Beyond that manufacturers such as Lifeline initially sold these batteries as 100% maintenance free. Once the issues of short life began occurring Lifeline began recommending a conditioning/equalization charge. An 8 hour equalization at 15.5 volts (temp compensated), as often as once monthly, is a LOT more time consuming than checking and adding some distilled water to wet batts.
Our batteries are dumb regulated and reside on a solar charge controller yet they took a very small amount of water just three times since new six years ago. I honestly don't even consider that "maintenance". I checked them this spring and with my screw driver it took me all of 1 minute to glance at the water levels.
Even if I gave the water filling a ten minute labor allowance every year, at my $70.00 hourly rate, that is $11.60 worth of labor time. I would have to add water to my batteries 61 times over their life to equal the price premium on my bank to make the move to AGM based on maintenance alone.
Lifeline AGM batteries, as noted, are not maintenance free. The time it takes to properly "condition" them is EIGHT hours at 15.5 volts, temp compensated. You also need a charger than can equalize/condition and you should always be present when doing so. The proper maintenance for Lifelines takes a lot longer than what it takes me to check my electrolyte. Some AGM's truly are "maintenace free", you can not equalize or condition charge them, Lifelines for example are not but they may last longer because of it..
This quote is from Justin Godber at Lifeline battery on what to expect out of Lifelines based on 4 scenarios.

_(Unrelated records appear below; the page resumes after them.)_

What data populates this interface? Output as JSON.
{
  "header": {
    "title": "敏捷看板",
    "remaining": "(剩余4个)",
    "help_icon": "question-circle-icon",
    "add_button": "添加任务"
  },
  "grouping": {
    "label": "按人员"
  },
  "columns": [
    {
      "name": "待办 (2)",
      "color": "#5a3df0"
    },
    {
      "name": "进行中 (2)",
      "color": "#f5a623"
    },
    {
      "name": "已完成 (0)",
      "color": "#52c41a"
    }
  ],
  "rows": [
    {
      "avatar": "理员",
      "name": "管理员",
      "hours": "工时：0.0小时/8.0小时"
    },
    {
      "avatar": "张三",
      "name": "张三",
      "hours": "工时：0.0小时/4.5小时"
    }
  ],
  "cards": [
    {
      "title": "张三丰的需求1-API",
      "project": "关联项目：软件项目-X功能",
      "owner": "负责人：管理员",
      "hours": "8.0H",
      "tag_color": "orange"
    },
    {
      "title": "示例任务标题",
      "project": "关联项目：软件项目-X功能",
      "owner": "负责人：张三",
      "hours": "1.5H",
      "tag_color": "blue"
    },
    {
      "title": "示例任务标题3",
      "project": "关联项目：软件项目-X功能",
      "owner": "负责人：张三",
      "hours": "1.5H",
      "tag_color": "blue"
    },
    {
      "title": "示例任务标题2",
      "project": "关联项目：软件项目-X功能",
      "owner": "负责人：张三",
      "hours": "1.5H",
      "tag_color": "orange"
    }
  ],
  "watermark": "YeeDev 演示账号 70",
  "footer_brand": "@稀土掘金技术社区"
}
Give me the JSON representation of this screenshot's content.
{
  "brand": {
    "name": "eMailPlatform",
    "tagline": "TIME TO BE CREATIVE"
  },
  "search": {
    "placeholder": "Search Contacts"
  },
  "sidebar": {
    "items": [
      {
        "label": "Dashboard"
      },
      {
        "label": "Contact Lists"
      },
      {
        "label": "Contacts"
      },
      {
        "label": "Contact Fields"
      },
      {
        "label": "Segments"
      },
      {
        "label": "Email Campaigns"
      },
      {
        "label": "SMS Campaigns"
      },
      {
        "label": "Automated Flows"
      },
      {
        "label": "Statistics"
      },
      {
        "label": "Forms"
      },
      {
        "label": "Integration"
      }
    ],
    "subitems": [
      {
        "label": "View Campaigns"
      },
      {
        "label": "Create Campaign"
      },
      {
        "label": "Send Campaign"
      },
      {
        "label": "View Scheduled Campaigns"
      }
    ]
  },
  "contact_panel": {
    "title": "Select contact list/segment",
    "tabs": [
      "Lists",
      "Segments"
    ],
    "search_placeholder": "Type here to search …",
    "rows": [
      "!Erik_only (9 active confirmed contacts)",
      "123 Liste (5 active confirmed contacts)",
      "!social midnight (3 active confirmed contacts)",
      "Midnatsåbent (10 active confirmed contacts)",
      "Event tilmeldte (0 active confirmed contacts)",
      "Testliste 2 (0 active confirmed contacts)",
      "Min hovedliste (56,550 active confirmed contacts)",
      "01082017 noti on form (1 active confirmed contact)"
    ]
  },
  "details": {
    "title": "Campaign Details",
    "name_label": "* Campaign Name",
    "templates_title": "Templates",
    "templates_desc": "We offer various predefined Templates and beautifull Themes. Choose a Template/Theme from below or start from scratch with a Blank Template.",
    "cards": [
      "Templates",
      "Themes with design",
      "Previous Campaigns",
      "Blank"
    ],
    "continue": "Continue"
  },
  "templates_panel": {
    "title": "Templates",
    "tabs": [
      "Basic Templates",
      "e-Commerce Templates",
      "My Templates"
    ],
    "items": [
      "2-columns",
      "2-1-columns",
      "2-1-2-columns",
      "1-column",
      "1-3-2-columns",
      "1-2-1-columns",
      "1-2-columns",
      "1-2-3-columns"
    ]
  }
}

Lay on side -
Originally Posted by Justin G. At Lifeline (excerpted from Morgan's Cloud web site)
Put broadly, there are four ways that will yield different lifetimes based on daily 50% deep cycles:
1- Fully charge after each discharge. Estimated life: 6-9 Years.
2- Fully Recharge at least once a week and equalize once a month. Estimated life: 4-6 Years.
3- Only recharge to 85% and equalize once a month. Estimated life: 2-4 years.
4- Only charge to 85% and never equalize. Estimated life: 1 year.
This is usually much more of an issue on smaller vessels than large and folks with smaller vessels often won't spring for AGM's anyway. For about $40.00 in materials one can build a battery platform on just about any vessel. I have done them on nearly every boat I have owned for far less than the premium price upgrade to an AGM battery. You still have to find a way to secure them so you would possibly be looking at some epoxy work anyway.
I am not trying to dissuade anyone, because there certainly can be a benefit for many users. I just happen to see a lot of boaters not taking advantage of the actual reasons why they bought them in the first place, except for a couple minutes saved per year on maintenance and the occasional battery on its side.
Food for thought..